By John Gruber
WorkOS is a modern identity and user management platform.
Katie Paul and Sheila Dang, reporting for Reuters, “Meta Plans Retention ‘Hooks’ for Threads as More Than Half of Users Leave App”:
Meta Platforms executives are heavily focused on boosting retention on their new Twitter rival Threads, after the app lost more than half of its users in the weeks following its buzzy launch, CEO Mark Zuckerberg told employees on Thursday. Retention of users on the text-based app was better than executives had expected, though it was “not perfect,” said Zuckerberg, speaking at an internal company town hall, the audio of which was heard by Reuters.
“Obviously, if you have more than 100 million people sign up, ideally it would be awesome if all of them or even half of them stuck around. We’re not there yet,” he said. Zuckerberg said he considered the drop-off “normal” and expected retention to grow as the company adds more features to the app, including a desktop version and search functionality.
Of course there was going to be a drop-off in usage after the initial influx. When brick-and-mortar stores and restaurants have successful grand openings, no one expects that opening traffic not to drop off. By all accounts, Threads has tens of millions of daily users despite being brand new and not yet offering a web interface.
[Sidenote: It is a bit depressing that among normal people, web apps are equated with “desktop”. But it’s not surprising. People want to use Threads from their desktop computers, and to them, that means typing “threads.net” in their web browser.]
But this narrative that Threads is a bust took hold over the weekend:
Dare Obasanjo, writing on Threads, retorted perfectly:
The idea that an app that is clearly an MVP (Minimum Viable Product) doesn’t have 100 million active users is a failure is the sort of addle brained thinking that the tech media has saddled us with.
The tech press can only write 3 stories:
- This company is a success
- This company is a failure
- Look how much funding this company got
Arguably, “look how much funding this company got” stories are just variations on the first two, depending on the sum of the funding.

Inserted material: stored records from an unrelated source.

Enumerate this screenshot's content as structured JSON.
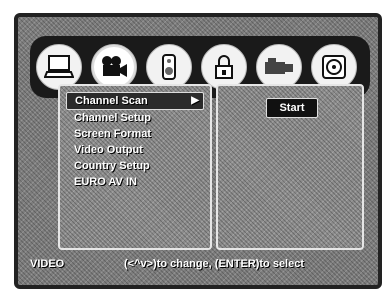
{
  "icon_bar": {
    "icons": [
      {
        "name": "general-setup-icon",
        "active": false
      },
      {
        "name": "video-setup-icon",
        "active": true
      },
      {
        "name": "audio-setup-icon",
        "active": false
      },
      {
        "name": "parental-lock-icon",
        "active": false
      },
      {
        "name": "record-setup-icon",
        "active": false
      },
      {
        "name": "disc-setup-icon",
        "active": false
      }
    ]
  },
  "menu": {
    "items": [
      {
        "label": "Channel Scan",
        "selected": true
      },
      {
        "label": "Channel Setup"
      },
      {
        "label": "Screen Format"
      },
      {
        "label": "Video Output"
      },
      {
        "label": "Country Setup"
      },
      {
        "label": "EURO AV IN"
      }
    ],
    "arrow": "▶"
  },
  "detail": {
    "start_label": "Start"
  },
  "status_bar": {
    "mode": "VIDEO",
    "hint": "(<^v>)to change, (ENTER)to select"
  },
  "colors": {
    "frame": "#1a1a1a",
    "selection": "#2b2b2b",
    "text": "#ffffff"
  }
}
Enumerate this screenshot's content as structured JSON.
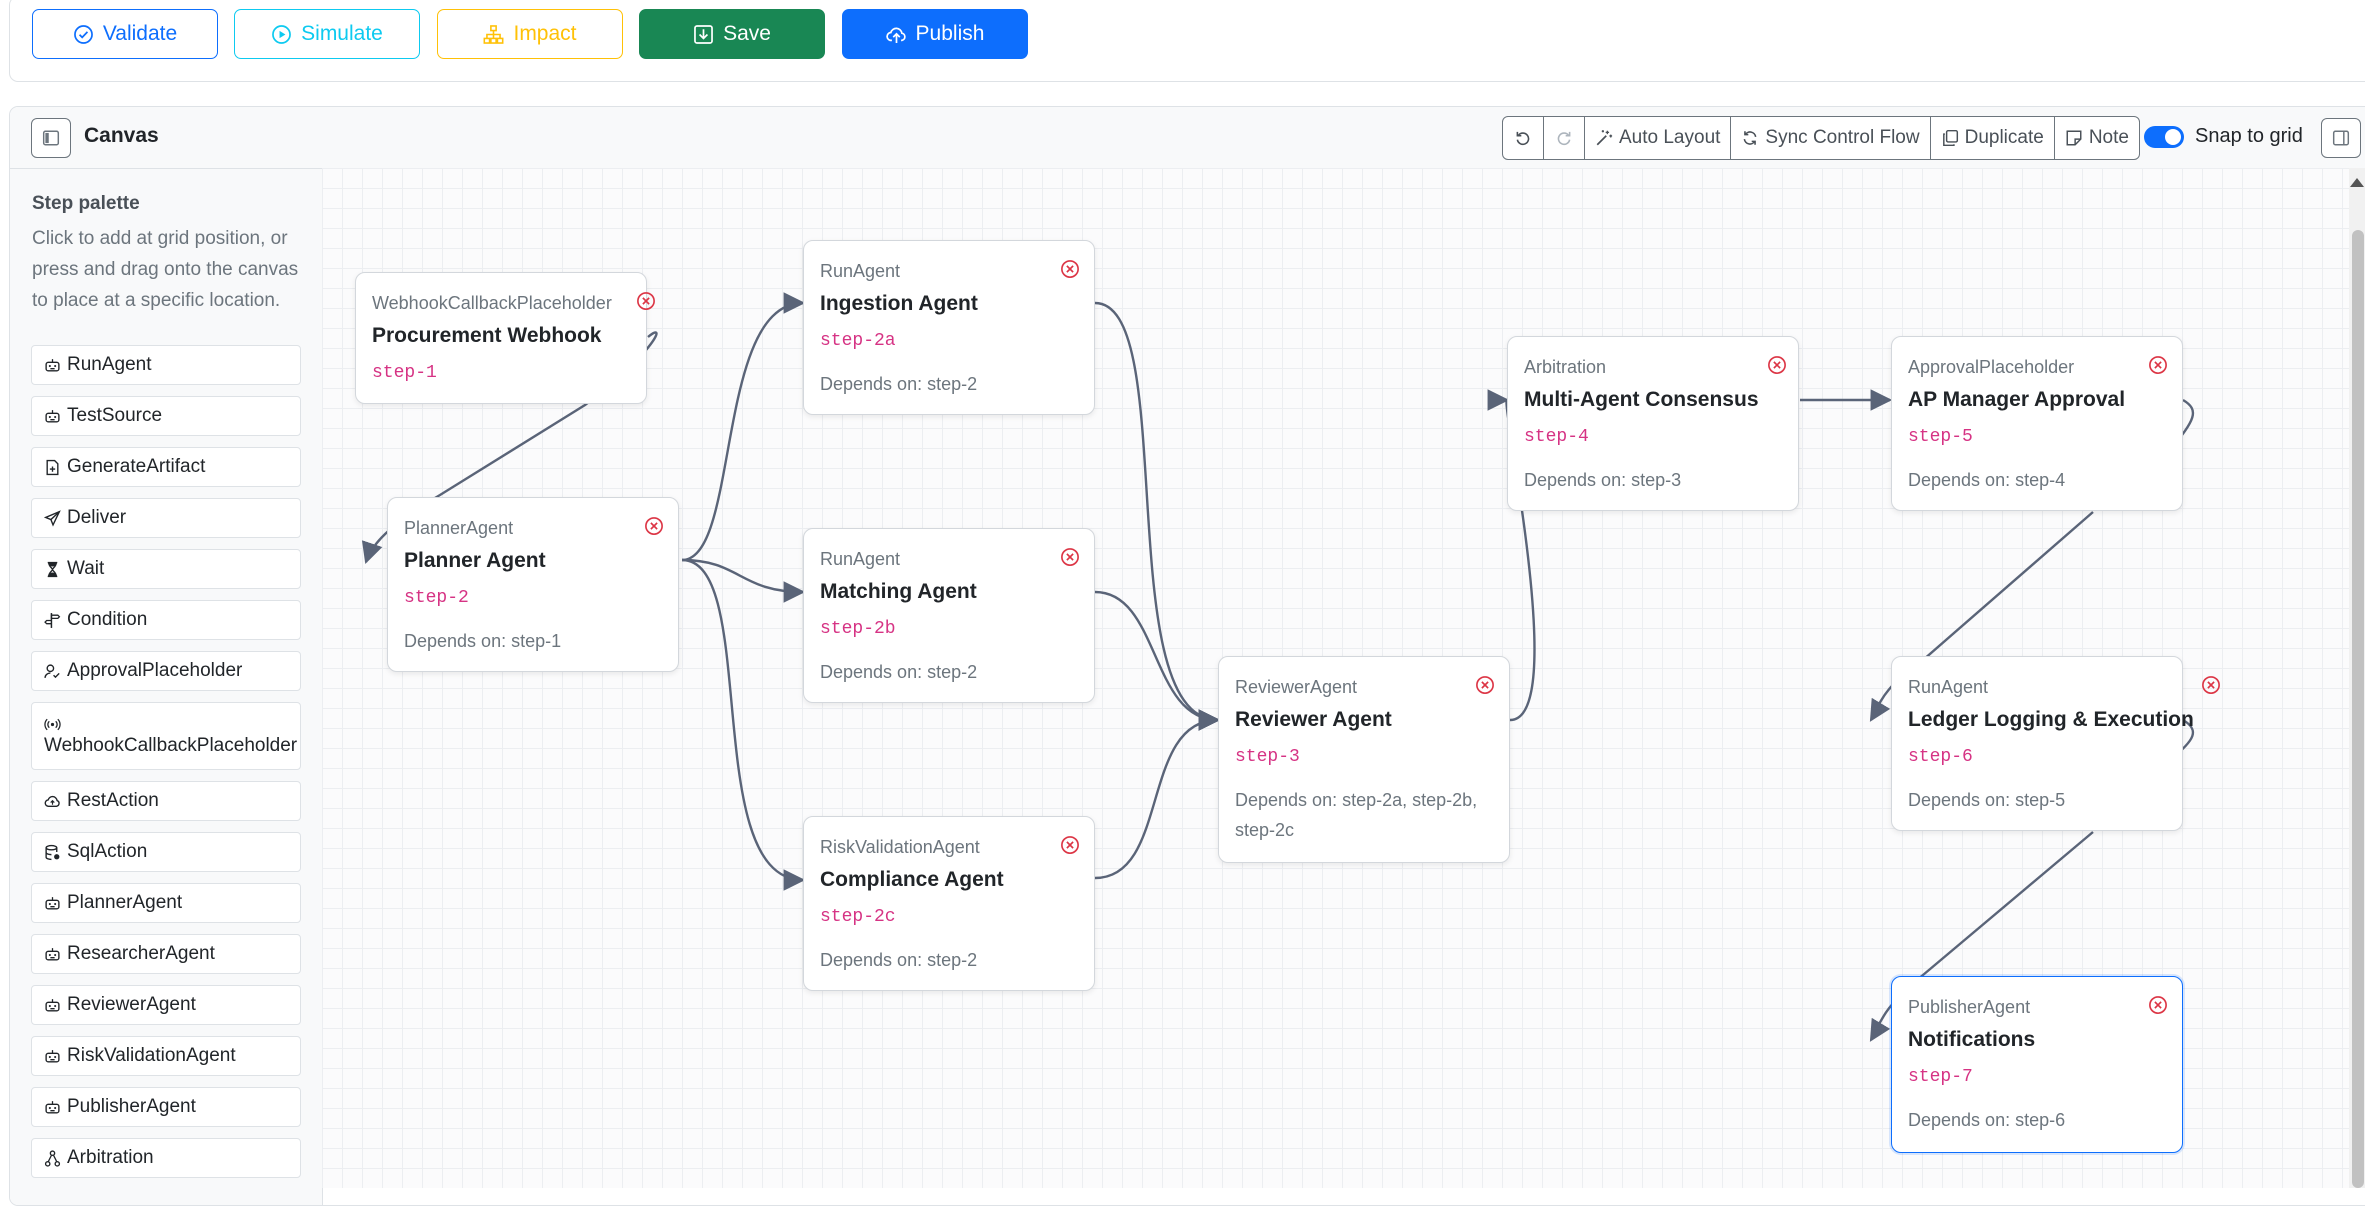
{
  "toolbar": {
    "validate": "Validate",
    "simulate": "Simulate",
    "impact": "Impact",
    "save": "Save",
    "publish": "Publish"
  },
  "canvas": {
    "title": "Canvas",
    "actions": [
      "Auto Layout",
      "Sync Control Flow",
      "Duplicate",
      "Note"
    ],
    "snap_label": "Snap to grid",
    "snap_enabled": true
  },
  "palette": {
    "title": "Step palette",
    "help": "Click to add at grid position, or press and drag onto the canvas to place at a specific location.",
    "items": [
      {
        "label": "RunAgent",
        "icon": "robot-icon"
      },
      {
        "label": "TestSource",
        "icon": "robot-icon"
      },
      {
        "label": "GenerateArtifact",
        "icon": "file-plus-icon"
      },
      {
        "label": "Deliver",
        "icon": "send-icon"
      },
      {
        "label": "Wait",
        "icon": "hourglass-icon"
      },
      {
        "label": "Condition",
        "icon": "signpost-icon"
      },
      {
        "label": "ApprovalPlaceholder",
        "icon": "person-check-icon"
      },
      {
        "label": "WebhookCallbackPlaceholder",
        "icon": "broadcast-icon"
      },
      {
        "label": "RestAction",
        "icon": "cloud-icon"
      },
      {
        "label": "SqlAction",
        "icon": "database-icon"
      },
      {
        "label": "PlannerAgent",
        "icon": "robot-icon"
      },
      {
        "label": "ResearcherAgent",
        "icon": "robot-icon"
      },
      {
        "label": "ReviewerAgent",
        "icon": "robot-icon"
      },
      {
        "label": "RiskValidationAgent",
        "icon": "robot-icon"
      },
      {
        "label": "PublisherAgent",
        "icon": "robot-icon"
      },
      {
        "label": "Arbitration",
        "icon": "diagram-icon"
      }
    ]
  },
  "nodes": [
    {
      "type": "WebhookCallbackPlaceholder",
      "title": "Procurement Webhook",
      "id": "step-1",
      "deps": ""
    },
    {
      "type": "PlannerAgent",
      "title": "Planner Agent",
      "id": "step-2",
      "deps": "Depends on: step-1"
    },
    {
      "type": "RunAgent",
      "title": "Ingestion Agent",
      "id": "step-2a",
      "deps": "Depends on: step-2"
    },
    {
      "type": "RunAgent",
      "title": "Matching Agent",
      "id": "step-2b",
      "deps": "Depends on: step-2"
    },
    {
      "type": "RiskValidationAgent",
      "title": "Compliance Agent",
      "id": "step-2c",
      "deps": "Depends on: step-2"
    },
    {
      "type": "ReviewerAgent",
      "title": "Reviewer Agent",
      "id": "step-3",
      "deps": "Depends on: step-2a, step-2b, step-2c"
    },
    {
      "type": "Arbitration",
      "title": "Multi-Agent Consensus",
      "id": "step-4",
      "deps": "Depends on: step-3"
    },
    {
      "type": "ApprovalPlaceholder",
      "title": "AP Manager Approval",
      "id": "step-5",
      "deps": "Depends on: step-4"
    },
    {
      "type": "RunAgent",
      "title": "Ledger Logging & Execution",
      "id": "step-6",
      "deps": "Depends on: step-5"
    },
    {
      "type": "PublisherAgent",
      "title": "Notifications",
      "id": "step-7",
      "deps": "Depends on: step-6"
    }
  ],
  "colors": {
    "primary": "#0d6efd",
    "info": "#0dcaf0",
    "warning": "#ffc107",
    "success": "#198754",
    "danger": "#dc3545",
    "step_id": "#d63384",
    "edge": "#5a6478"
  }
}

A retention rate of 40-50 percent for a new app is excellent. I see no reason to doubt Zuckerberg’s claim that Threads’s retention is higher than they expected. All you need to do is use Threads to see that it’s thriving. Is it on a path to long-term success? I don’t see how anyone could say that so early, but it sure seems more likely than not. And we haven’t even yet mentioned the fact that Threads is not yet available in the entire EU.
One interesting data point comes from Google’s Play Store, where the top free apps in the “Social” category look like this, as I write at 8pm ET:
Earlier this evening, that same list had apps 4–7 — Threads, X, Reddit, and Facebook Lite — in a different order. I take this to mean that the first 3 are the big 3, and the next 4 are close to each other in a second tier. And then there’s a dropoff to weird apps.
The “social networking” category is very different on Apple’s App Store, because many of these apps aren’t in the “social networking” category. In the App Store, the top 5 in the category are WhatsApp, Facebook, Telegram, Threads, and Facebook Messenger; on Android, WhatsApp, Messenger, Telegram (and Snapchat!) are all in the “communications” category. And Instagram and Snapchat are in the “photo and video” category. X, just like when it was named Twitter, is in the “News” category, where it can look more popular than it actually is.
Here’s where these apps rank amongst all apps on the App Store:
They use different ranking formulas (and both keep their formulas secret, to thwart attempts to game the rankings), but both the App Store and Play Store have Threads ahead of X. You’d never guess that from this weekend’s “Threads is a bust” headlines.